This task calls for copying every line in the data below that contains the word "screenshot".

Records for the task section start

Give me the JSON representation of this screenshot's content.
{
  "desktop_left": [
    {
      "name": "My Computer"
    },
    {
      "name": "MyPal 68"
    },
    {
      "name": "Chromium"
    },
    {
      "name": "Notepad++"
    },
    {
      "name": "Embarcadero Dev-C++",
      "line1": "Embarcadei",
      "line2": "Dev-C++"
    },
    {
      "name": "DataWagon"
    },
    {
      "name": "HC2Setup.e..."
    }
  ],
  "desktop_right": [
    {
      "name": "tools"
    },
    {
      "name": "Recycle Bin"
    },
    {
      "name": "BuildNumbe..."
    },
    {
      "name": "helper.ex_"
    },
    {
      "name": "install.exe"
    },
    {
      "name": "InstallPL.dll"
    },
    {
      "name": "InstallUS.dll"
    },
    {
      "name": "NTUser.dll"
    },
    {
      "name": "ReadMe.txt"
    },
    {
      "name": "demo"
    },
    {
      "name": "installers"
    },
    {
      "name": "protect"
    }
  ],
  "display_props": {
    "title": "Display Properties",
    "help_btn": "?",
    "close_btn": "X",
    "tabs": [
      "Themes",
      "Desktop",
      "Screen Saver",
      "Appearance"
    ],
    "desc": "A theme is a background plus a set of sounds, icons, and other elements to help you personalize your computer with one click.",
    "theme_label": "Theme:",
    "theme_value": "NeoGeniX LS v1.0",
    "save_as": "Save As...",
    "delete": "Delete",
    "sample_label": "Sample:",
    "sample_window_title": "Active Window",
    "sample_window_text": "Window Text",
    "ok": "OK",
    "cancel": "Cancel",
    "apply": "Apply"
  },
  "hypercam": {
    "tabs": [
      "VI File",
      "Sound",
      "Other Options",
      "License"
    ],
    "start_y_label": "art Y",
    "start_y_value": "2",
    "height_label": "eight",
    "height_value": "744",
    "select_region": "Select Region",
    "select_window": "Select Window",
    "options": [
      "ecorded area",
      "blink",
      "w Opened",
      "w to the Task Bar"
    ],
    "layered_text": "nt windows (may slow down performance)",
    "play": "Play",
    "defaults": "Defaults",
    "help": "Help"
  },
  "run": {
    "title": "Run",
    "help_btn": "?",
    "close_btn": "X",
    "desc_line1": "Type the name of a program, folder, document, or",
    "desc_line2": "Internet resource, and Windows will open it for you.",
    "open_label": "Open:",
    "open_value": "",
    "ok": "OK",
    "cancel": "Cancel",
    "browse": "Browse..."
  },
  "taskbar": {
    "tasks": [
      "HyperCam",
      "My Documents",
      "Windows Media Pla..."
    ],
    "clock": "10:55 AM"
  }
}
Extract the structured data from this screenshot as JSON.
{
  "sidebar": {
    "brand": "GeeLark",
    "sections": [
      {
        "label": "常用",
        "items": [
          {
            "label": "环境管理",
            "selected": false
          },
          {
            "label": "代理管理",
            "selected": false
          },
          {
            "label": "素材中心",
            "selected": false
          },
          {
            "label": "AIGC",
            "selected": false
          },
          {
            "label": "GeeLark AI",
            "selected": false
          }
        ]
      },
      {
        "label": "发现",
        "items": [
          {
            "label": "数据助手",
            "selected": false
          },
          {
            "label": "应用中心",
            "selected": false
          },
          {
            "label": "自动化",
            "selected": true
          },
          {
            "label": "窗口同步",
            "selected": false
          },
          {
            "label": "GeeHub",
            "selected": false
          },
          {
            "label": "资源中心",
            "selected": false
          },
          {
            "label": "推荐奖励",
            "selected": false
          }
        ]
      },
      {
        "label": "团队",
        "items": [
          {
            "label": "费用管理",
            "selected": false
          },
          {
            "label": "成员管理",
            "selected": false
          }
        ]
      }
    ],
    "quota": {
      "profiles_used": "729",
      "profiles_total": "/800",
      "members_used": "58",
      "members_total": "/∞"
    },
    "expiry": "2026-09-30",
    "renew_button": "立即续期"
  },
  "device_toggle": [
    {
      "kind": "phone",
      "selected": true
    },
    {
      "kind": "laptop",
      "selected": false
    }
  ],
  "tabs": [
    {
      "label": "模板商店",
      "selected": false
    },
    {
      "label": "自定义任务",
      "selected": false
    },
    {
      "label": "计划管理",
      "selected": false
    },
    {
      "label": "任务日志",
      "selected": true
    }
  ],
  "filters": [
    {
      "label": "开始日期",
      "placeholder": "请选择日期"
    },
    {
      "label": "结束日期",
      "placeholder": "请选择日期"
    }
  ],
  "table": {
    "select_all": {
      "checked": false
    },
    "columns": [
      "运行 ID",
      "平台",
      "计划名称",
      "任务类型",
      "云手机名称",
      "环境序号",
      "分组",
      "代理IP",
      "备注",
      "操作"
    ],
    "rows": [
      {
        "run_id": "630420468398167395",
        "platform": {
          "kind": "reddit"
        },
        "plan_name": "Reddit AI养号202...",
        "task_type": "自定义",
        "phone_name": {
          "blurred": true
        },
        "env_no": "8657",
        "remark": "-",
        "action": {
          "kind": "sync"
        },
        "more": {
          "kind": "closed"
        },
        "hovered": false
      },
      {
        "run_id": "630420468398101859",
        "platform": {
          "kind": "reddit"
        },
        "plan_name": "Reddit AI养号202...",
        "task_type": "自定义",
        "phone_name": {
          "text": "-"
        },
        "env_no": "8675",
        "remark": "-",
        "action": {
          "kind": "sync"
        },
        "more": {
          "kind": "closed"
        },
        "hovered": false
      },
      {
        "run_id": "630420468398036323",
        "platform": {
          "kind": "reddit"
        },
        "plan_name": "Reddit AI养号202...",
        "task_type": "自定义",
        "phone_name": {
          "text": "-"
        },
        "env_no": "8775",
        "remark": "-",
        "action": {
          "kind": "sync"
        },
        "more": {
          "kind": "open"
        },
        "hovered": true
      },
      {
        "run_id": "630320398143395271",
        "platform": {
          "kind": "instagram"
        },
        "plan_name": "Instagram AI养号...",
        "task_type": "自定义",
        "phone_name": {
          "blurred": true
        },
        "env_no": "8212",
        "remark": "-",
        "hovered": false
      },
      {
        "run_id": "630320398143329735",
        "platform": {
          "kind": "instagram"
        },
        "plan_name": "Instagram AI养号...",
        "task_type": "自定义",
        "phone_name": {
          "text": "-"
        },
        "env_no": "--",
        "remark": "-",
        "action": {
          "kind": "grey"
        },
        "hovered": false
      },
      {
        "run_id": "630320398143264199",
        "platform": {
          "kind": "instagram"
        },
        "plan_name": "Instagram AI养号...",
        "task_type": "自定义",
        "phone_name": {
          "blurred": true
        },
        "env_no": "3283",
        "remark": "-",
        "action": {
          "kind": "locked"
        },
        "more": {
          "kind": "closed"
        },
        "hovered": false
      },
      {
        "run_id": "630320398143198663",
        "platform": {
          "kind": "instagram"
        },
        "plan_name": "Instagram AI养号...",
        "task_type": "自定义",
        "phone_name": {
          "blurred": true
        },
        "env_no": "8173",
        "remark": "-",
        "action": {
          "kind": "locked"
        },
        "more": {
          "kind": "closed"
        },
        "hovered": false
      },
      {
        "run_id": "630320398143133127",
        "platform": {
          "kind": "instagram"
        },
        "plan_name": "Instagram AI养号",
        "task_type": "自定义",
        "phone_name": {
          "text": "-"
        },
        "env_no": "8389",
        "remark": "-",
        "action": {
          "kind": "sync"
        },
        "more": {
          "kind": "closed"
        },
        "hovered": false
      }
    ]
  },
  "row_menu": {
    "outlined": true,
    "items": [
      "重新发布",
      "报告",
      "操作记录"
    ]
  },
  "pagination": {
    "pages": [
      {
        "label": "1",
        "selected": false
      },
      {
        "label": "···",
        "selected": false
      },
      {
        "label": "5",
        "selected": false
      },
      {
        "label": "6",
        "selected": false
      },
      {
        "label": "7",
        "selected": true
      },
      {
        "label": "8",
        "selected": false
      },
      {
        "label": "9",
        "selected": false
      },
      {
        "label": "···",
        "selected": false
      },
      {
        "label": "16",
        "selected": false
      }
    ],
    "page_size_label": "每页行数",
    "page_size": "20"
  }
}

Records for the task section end

- Response:
Give me the JSON representation of this screenshot's content.
Extract the structured data from this screenshot as JSON.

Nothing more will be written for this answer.